However, as things stand, England might be able to set the visitors quite a challenging fourth innings target if we bat well today under what should be clear skies and good batting conditions. Can you see the Windies chasing over 200 in the last innings? Possibly, yes. But I’d also give England a good chance to win in these circumstances.
Basically, therefore, England only really need to score a respectable total of just over 300 in this third dig. And we should be more than capable of that on what is essentially a decent batting wicket. It’s no road, and the Windies attack is good, but this is Test cricket. It’s not meant to be easy.
One way or the other I sense we’re going to learn quite a lot about England’s new (or newish) batsmen today. Burns and Sibley have a real opportunity to cement their reputations as emerging Test class openers. If one of them manages to make a ton then the team should be in pretty good shape.
We’re also going to learn a lot about Zak Crawley and possibly Joe Denly. The former is obviously a precocious talent but is he capable of turning a promising cameo into something meaningful and match-defining? Meanwhile, are we witnessing the final throes of Denly’s somewhat polarising Test career or can he turn into England’s Adam Voges – a late bloomer who enjoyed a very productive Indian summer?
Then we come to the middle-order. Can Ben Stokes the captain carry the team on his shoulders with the bat like he did with the ball yesterday? His team selection was wrong (as the performances of Wood and Archer showed) and he probably made the wrong decision at the toss too. Stokes should therefore be on something of a mission. And then there’s young Ollie Pope. We know he’s class. But when will he win produce his first match-winning innings?
And finally we come to Jos Buttler. Or golden bollocks as I’m beginning to call him. We all know the talent is there but we’ve rarely seen it in Test cricket. Indeed, he owes his place purely to Ed Smith’s personal fettish for this frustrating and unfulfilled cricketer.
However, if you give someone enough chances they’ll eventually deliver. After all, even tail-enders make good scores occasionally. So is today the day when Mr Joseph Buttler finally stands up and says “screw you all … I can do this”? Perhaps we’re about to witness the turning point in his career?
It will be fascinating to see how England’s batsmen react today. I’m really looking forward to it. But let’s not forget that the Windies will have a big say in proceedings too. Holder, Roach and Co might just prove too good in the end.

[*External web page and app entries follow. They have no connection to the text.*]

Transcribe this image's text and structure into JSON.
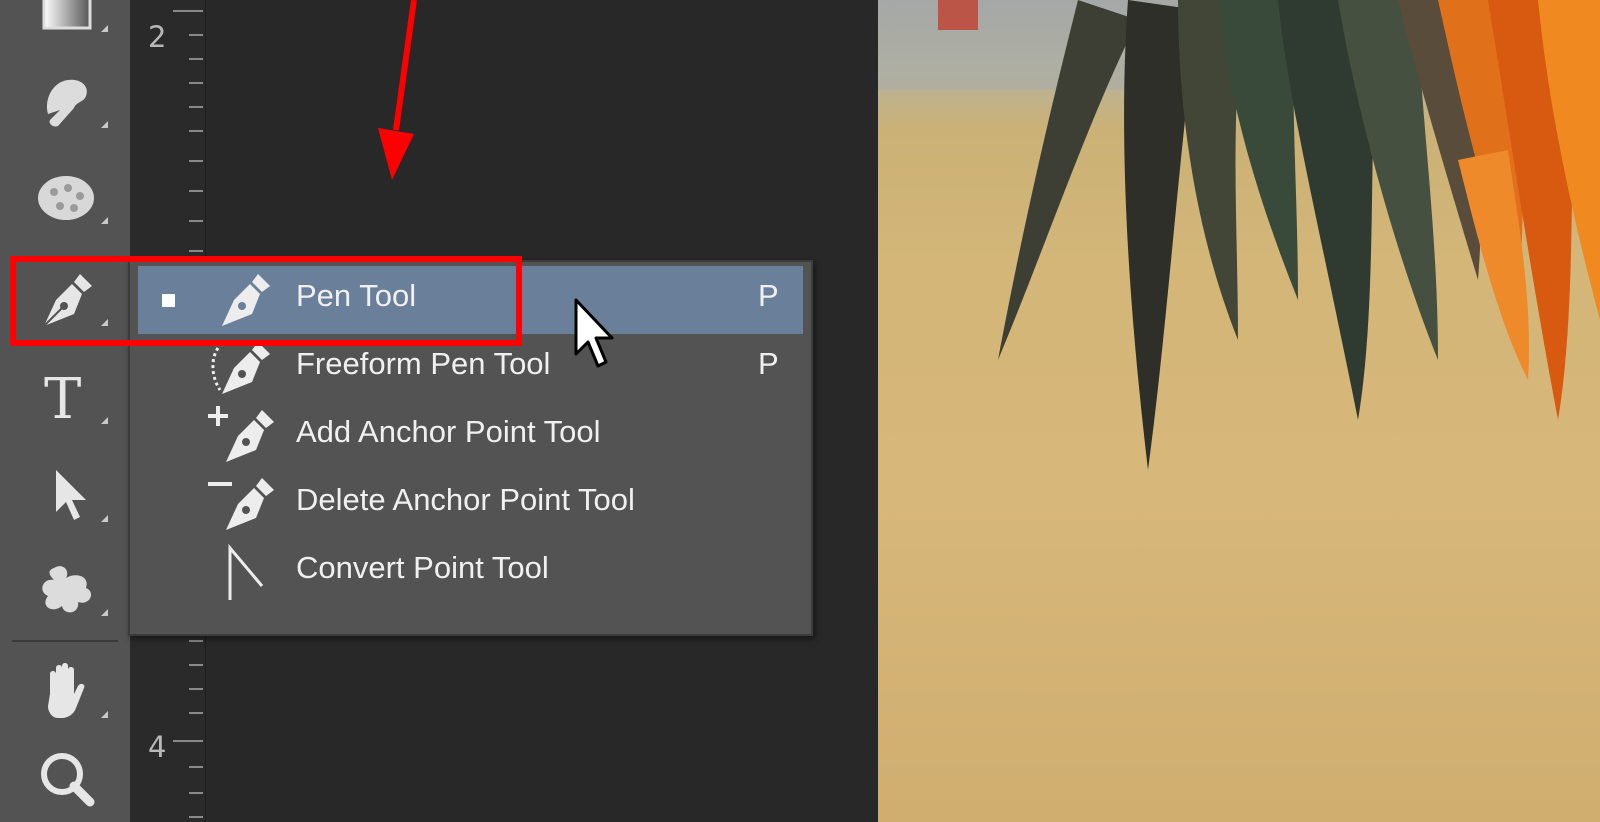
{
  "toolbar": {
    "tools": [
      {
        "name": "gradient-tool",
        "icon": "gradient-icon"
      },
      {
        "name": "smudge-tool",
        "icon": "finger-icon"
      },
      {
        "name": "sponge-tool",
        "icon": "sponge-icon"
      },
      {
        "name": "pen-tool",
        "icon": "pen-nib-icon",
        "active": true
      },
      {
        "name": "type-tool",
        "icon": "type-icon"
      },
      {
        "name": "path-selection-tool",
        "icon": "arrow-cursor-icon"
      },
      {
        "name": "custom-shape-tool",
        "icon": "shape-icon"
      },
      {
        "name": "hand-tool",
        "icon": "hand-icon"
      },
      {
        "name": "zoom-tool",
        "icon": "magnifier-icon"
      }
    ]
  },
  "ruler": {
    "labels": [
      "2",
      "4"
    ]
  },
  "flyout": {
    "items": [
      {
        "label": "Pen Tool",
        "shortcut": "P",
        "selected": true
      },
      {
        "label": "Freeform Pen Tool",
        "shortcut": "P",
        "selected": false
      },
      {
        "label": "Add Anchor Point Tool",
        "shortcut": "",
        "selected": false
      },
      {
        "label": "Delete Anchor Point Tool",
        "shortcut": "",
        "selected": false
      },
      {
        "label": "Convert Point Tool",
        "shortcut": "",
        "selected": false
      }
    ],
    "selected_color": "#6a7f9a"
  },
  "annotation": {
    "highlight_color": "#ff0000",
    "arrow_color": "#ff0000"
  }
}
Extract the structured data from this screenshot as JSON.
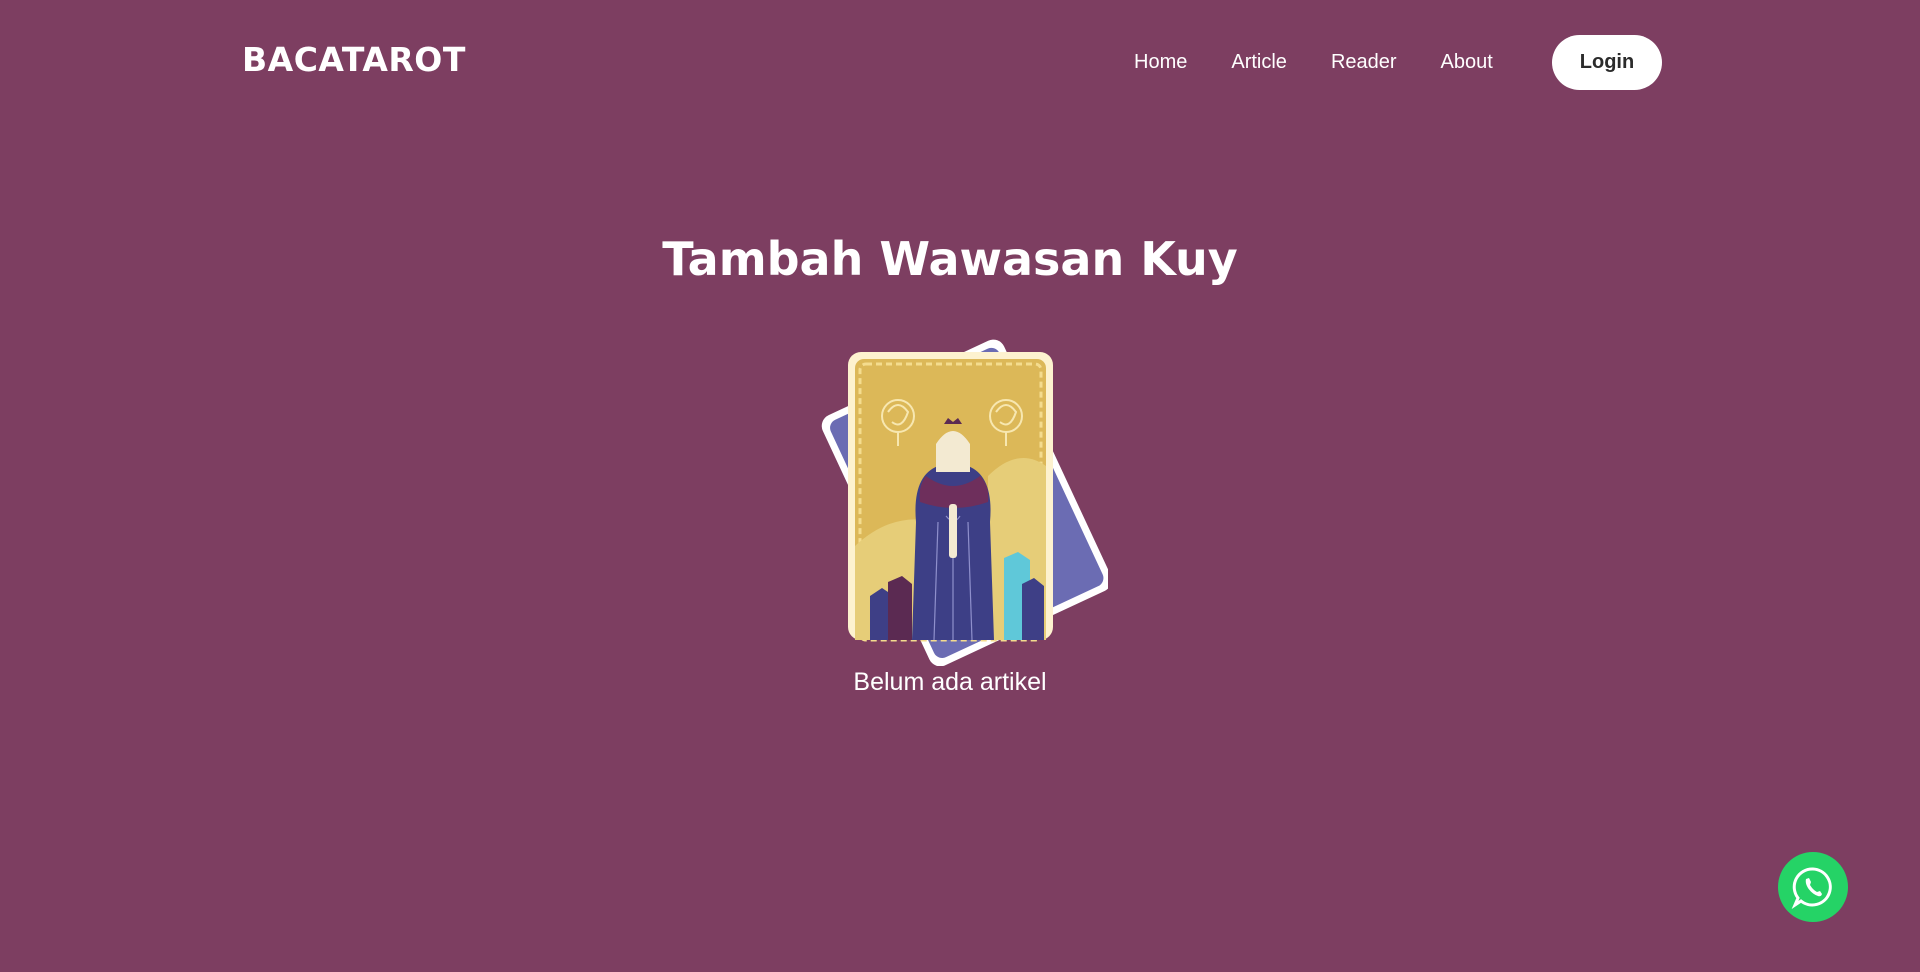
{
  "header": {
    "brand": "BACATAROT",
    "nav": [
      "Home",
      "Article",
      "Reader",
      "About"
    ],
    "login_label": "Login"
  },
  "main": {
    "headline": "Tambah Wawasan Kuy",
    "empty_message": "Belum ada artikel"
  },
  "floating": {
    "whatsapp_icon": "whatsapp-icon"
  },
  "colors": {
    "background": "#7d3e61",
    "card_back": "#6b6cb3",
    "card_front": "#e0bf5a",
    "whatsapp": "#25d366"
  }
}
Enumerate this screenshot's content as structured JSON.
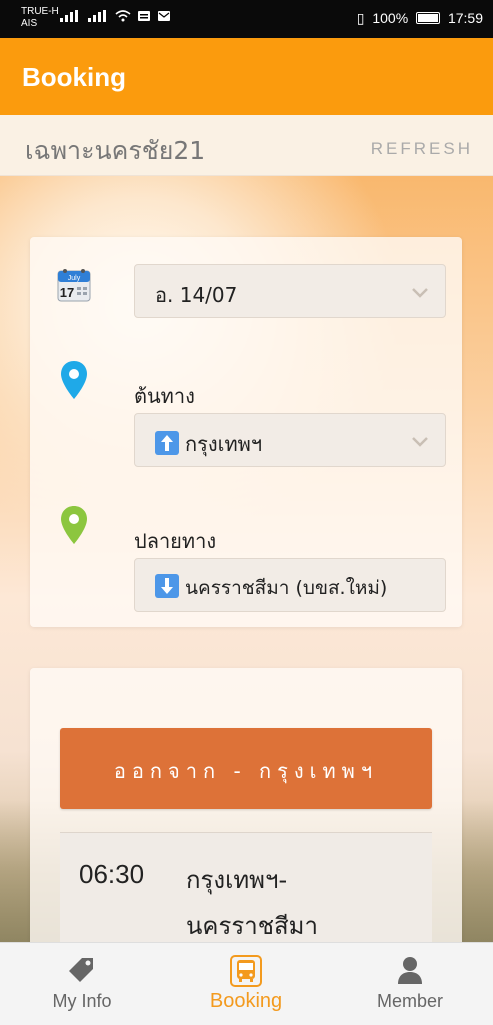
{
  "statusbar": {
    "carrier_line1": "TRUE-H",
    "carrier_line2": "AIS",
    "battery": "100%",
    "time": "17:59"
  },
  "appbar": {
    "title": "Booking"
  },
  "subheader": {
    "title": "เฉพาะนครชัย21",
    "refresh": "REFRESH"
  },
  "form": {
    "date_value": "อ. 14/07",
    "calendar_month": "July",
    "calendar_day": "17",
    "origin_label": "ต้นทาง",
    "origin_value": "กรุงเทพฯ",
    "destination_label": "ปลายทาง",
    "destination_value": "นครราชสีมา (บขส.ใหม่)"
  },
  "departure": {
    "button_label": "ออกจาก - กรุงเทพฯ",
    "trips": [
      {
        "time": "06:30",
        "route": "กรุงเทพฯ-นครราชสีมา"
      }
    ]
  },
  "bottomnav": {
    "items": [
      {
        "label": "My Info",
        "icon": "tag-icon"
      },
      {
        "label": "Booking",
        "icon": "bus-icon"
      },
      {
        "label": "Member",
        "icon": "person-icon"
      }
    ]
  },
  "colors": {
    "appbar": "#fb9b0d",
    "accent": "#f39a1e",
    "button": "#dd7238"
  }
}
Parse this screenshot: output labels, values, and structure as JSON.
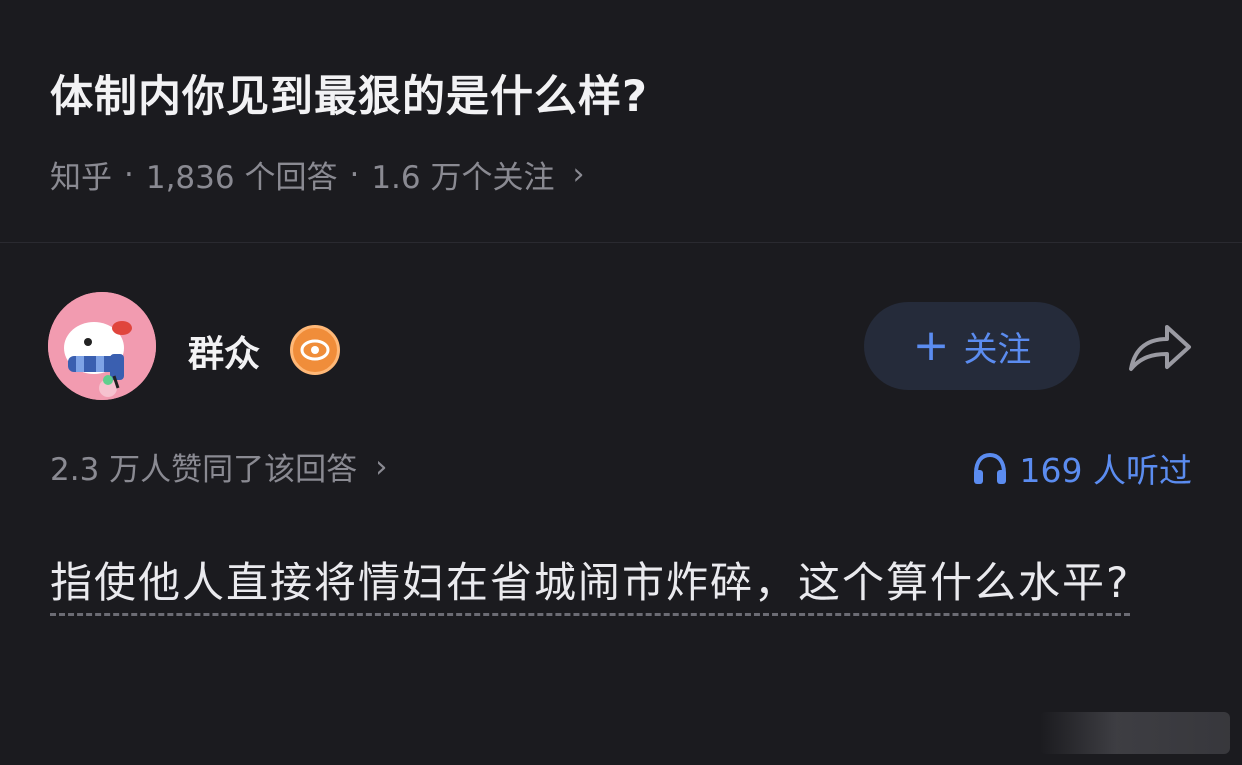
{
  "question": {
    "title": "体制内你见到最狠的是什么样?",
    "source": "知乎",
    "answers": "1,836 个回答",
    "followers": "1.6 万个关注",
    "chevron": "›"
  },
  "author": {
    "name": "群众",
    "follow_label": "关注"
  },
  "stats": {
    "upvotes": "2.3 万人赞同了该回答",
    "listeners": "169 人听过"
  },
  "answer": {
    "text": "指使他人直接将情妇在省城闹市炸碎，这个算什么水平?"
  },
  "colors": {
    "background": "#1b1b1f",
    "accent": "#5b8cf0",
    "badge": "#f08d3a",
    "avatar": "#f29bb0"
  },
  "icons": {
    "follow": "plus-icon",
    "share": "share-arrow-icon",
    "listen": "headphones-icon",
    "badge": "eye-icon"
  }
}
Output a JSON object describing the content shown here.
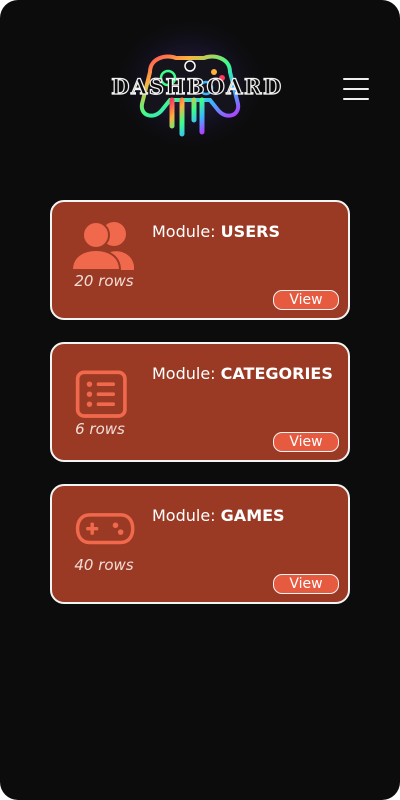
{
  "header": {
    "title": "DASHBOARD"
  },
  "colors": {
    "background": "#0c0c0c",
    "card": "#9b3a24",
    "card_border": "#f4f4f4",
    "icon": "#f0694d",
    "button": "#e65a40"
  },
  "modules": [
    {
      "label": "Module:",
      "name": "USERS",
      "count": "20 rows",
      "view_label": "View",
      "icon": "users-icon"
    },
    {
      "label": "Module:",
      "name": "CATEGORIES",
      "count": "6 rows",
      "view_label": "View",
      "icon": "list-icon"
    },
    {
      "label": "Module:",
      "name": "GAMES",
      "count": "40 rows",
      "view_label": "View",
      "icon": "gamepad-icon"
    }
  ]
}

The visitors have a fantastic opportunity to seal an impressive win too – a win which would seem perfectly timed considering the current focus on the Black Lives Matter campaign, not to mention Michael Holding’s remarkable appearance on Sky News on Thursday.
If the Windies do manage to pull this off I’ll obviously be gutted as an England fan. However, who could begrudge Holding a happy moment after his heartfelt appearances in front of the cameras this week?
I’ve always loved listening to Mickey. Perhaps we’ll see a tiny tear of joy at the game’s conclusion rather than tears of pain and anguish.